Scholarly journals, that is to say, not only compound the problems of the ivory tower, but with their exclusive and elitist protocols, and their super-refined specialisms, they have driven a hermetic agenda that seems to disregard, or even frown upon, any generalist breadth of appeal. Keeping it in the close family might not be high in the conscious intentions of the contributor to the 'Hermeneutic Review of Relational Aesthetics' –though that could perhaps be the subject of another paper published there featuring a Lacanian Oedipal analysis –titled something like ‘Academics who see their Mother in the Mirror Stage’. But while the approval of a referees' panel is gratifying and useful for research exercise purposes, the researcher’s dilemma of finding a route to a broader readership without watering down the strength of the work is an everpresent.

In the eighteenth century David Hume considered that the writing of an essay could solve such a dilemma, as for him the essay writer performed the role of an ‘ambassador from the dominions of learning to those of conversation’. The problem nowadays of course, is where would one publish such a piece of academic diplomacy?  –The gulf between the journalistic mainstream press and the specialist academic publications has grown wider, and there seems to be no medium for debate which sits between their respective positions. The blogosphere, is of course, an easily accessible and multidisciplinary - not to say anarchic – forum, but again there, the pressure in the competitive online atmosphere to entertain, or to make the quick and easy point can all too easily override the comprehensive statement of a thesis, or rehearsal of an argument.

That is why I’d recommend the use of Twitter as method to disseminate full and unabridged versions of research work. It may seem paradoxical that having already dismissed blogging and the mainstream press for not giving enough physical or intellectual space, I recommend the social medium which can transmit only a minimal size of message -140 characters! But it is precisely its brevity which paradoxically makes Twitter suitable as the bearer of such a complex and uncompromised message as a full scholarly piece of work to a broad audience. This is so because of the indexical quality of its use. The typical – and for me, most successful and interesting short tweet will contain reference to a much more vast hinterland of information via the citing of a url which links to an academic essay. The url will be an internet address that is obtained by uploading the academic essay to a research repository -the publically accessible digital archive of a University staff’s published work. (At Glasgow School of Art that research repository is RADAR)

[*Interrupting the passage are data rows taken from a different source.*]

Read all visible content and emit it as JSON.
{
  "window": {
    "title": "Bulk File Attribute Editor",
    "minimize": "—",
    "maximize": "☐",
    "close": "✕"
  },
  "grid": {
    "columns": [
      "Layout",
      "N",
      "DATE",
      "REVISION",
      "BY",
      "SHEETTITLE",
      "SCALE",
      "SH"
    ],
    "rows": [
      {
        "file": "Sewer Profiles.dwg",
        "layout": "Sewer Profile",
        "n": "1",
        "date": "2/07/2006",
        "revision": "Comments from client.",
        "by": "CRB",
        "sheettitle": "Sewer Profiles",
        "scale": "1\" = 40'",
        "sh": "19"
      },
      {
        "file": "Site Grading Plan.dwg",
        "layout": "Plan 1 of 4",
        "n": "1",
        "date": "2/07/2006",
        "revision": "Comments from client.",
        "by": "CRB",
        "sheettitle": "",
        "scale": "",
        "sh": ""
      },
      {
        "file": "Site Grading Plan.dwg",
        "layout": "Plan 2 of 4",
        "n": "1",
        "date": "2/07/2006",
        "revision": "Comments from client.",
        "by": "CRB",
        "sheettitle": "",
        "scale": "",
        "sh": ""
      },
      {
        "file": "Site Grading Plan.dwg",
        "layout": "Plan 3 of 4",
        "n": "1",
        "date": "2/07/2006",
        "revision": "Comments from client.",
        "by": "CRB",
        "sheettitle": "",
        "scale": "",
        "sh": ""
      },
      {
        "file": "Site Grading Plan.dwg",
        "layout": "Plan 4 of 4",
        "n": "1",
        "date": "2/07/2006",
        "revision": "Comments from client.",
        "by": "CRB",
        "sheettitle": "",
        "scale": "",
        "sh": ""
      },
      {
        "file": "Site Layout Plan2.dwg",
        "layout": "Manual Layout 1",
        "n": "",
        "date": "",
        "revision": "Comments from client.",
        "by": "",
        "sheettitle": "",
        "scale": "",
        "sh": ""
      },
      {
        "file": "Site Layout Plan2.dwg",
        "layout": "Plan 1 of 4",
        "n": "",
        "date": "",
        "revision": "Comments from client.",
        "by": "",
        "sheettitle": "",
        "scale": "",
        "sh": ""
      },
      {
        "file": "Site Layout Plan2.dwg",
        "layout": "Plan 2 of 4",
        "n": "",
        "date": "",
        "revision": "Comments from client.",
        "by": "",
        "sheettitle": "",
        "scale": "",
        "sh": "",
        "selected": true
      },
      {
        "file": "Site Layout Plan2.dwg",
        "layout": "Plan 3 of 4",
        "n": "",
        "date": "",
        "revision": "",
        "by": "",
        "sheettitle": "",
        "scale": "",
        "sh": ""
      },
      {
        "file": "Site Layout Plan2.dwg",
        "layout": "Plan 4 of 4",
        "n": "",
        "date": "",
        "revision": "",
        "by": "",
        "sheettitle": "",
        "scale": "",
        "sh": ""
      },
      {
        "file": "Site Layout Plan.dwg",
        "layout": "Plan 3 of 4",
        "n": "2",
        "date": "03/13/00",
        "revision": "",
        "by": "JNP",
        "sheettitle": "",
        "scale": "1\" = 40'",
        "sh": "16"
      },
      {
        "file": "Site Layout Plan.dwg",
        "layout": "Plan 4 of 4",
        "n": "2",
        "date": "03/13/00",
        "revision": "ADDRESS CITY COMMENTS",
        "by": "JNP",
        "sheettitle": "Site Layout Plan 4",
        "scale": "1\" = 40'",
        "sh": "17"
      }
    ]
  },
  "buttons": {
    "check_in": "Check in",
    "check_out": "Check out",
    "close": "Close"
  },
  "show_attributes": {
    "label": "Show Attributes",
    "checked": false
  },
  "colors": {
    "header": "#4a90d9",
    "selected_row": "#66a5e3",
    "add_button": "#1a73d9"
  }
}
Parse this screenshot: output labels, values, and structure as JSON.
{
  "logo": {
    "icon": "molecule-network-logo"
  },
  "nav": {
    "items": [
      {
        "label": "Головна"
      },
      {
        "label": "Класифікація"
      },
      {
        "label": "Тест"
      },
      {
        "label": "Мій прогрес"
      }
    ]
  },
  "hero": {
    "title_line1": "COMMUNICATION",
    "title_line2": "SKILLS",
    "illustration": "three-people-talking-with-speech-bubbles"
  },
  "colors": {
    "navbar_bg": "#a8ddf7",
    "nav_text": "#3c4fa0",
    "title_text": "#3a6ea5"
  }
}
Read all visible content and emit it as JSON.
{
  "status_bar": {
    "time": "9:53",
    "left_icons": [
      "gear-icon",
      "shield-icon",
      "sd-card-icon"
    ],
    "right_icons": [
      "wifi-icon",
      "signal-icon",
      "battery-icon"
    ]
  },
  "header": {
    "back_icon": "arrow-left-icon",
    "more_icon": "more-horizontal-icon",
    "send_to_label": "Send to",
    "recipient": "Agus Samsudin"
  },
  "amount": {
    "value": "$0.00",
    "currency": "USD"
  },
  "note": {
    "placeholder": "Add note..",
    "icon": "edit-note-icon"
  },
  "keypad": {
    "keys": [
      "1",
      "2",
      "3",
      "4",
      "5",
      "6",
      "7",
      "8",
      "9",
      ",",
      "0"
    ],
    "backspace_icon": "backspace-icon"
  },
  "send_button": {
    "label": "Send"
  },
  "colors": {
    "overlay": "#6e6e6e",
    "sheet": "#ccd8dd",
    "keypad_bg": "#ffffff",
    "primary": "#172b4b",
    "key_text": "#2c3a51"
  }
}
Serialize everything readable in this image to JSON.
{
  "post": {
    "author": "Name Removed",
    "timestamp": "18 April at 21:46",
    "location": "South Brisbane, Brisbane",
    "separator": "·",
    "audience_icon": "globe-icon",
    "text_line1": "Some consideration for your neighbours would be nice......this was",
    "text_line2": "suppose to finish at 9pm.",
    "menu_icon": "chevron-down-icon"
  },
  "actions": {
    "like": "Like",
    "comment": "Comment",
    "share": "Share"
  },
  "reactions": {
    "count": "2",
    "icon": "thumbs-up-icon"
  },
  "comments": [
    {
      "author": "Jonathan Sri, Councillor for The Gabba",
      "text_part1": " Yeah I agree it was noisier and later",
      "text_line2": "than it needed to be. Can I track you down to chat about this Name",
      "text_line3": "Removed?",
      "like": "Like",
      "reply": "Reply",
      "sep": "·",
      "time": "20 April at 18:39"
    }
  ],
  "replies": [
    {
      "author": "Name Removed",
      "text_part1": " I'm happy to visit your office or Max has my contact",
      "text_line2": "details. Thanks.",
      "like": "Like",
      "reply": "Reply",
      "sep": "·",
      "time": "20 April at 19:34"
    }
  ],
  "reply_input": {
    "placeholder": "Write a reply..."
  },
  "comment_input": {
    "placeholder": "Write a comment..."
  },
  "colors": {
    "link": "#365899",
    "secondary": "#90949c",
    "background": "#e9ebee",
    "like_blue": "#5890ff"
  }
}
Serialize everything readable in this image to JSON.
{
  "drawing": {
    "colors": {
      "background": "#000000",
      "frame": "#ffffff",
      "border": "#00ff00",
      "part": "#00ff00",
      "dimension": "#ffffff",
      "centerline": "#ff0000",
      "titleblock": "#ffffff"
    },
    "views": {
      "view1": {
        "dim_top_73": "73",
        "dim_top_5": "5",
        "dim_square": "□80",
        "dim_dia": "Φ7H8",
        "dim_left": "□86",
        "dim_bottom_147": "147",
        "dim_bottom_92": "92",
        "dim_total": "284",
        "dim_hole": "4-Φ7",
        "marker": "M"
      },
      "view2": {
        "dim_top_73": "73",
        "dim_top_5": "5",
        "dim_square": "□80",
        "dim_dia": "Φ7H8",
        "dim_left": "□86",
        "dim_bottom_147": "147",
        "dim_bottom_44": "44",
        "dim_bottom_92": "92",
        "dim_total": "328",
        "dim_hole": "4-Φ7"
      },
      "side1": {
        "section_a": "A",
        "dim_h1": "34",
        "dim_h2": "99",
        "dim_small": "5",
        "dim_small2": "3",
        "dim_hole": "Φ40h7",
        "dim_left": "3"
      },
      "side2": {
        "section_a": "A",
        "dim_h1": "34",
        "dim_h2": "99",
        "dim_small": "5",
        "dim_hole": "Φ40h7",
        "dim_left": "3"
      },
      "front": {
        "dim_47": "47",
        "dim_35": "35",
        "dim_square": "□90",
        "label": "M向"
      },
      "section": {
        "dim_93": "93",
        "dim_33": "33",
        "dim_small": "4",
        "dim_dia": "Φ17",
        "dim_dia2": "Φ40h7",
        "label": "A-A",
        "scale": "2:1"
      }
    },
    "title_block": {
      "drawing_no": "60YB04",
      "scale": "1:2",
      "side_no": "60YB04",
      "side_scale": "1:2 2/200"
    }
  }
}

The twitter message itself will give a short introduction to, or description of what is to be found at that cited url address. A successful tweet can then be shared amongst thousands of users (and tens of thousands if it is in turn retweeted by those users) in seconds. Clearly all the people who view the tweet will not click on and go immediately to the cited url and read the article. Most of those who are interested will favourite or otherwise mark the article, and if it is an engaging academic article of interest to them then they will come back to read it in their own quiet time. Even if only a small percentage of tweeters actually read the article , it still has a relatively broad dissemination, and often dialogue will begin with other tweeters and then spread to email and personal contacts, such that a significant social engagement is made by the work in question. Thus the real efficacy of twitter as a mode of building readership and ‘impact’ lies in its indexical versatility: a lot of potential readers can be pointed in one direction in a very quick and simple manner –but don’t tell your mother, for as all good scholars should know, it’s rude to point.

Thankyou Johnny for a great comment on the use of Twitter. If you want to see more of Johnny's work and research, please view his outputs in RADAR here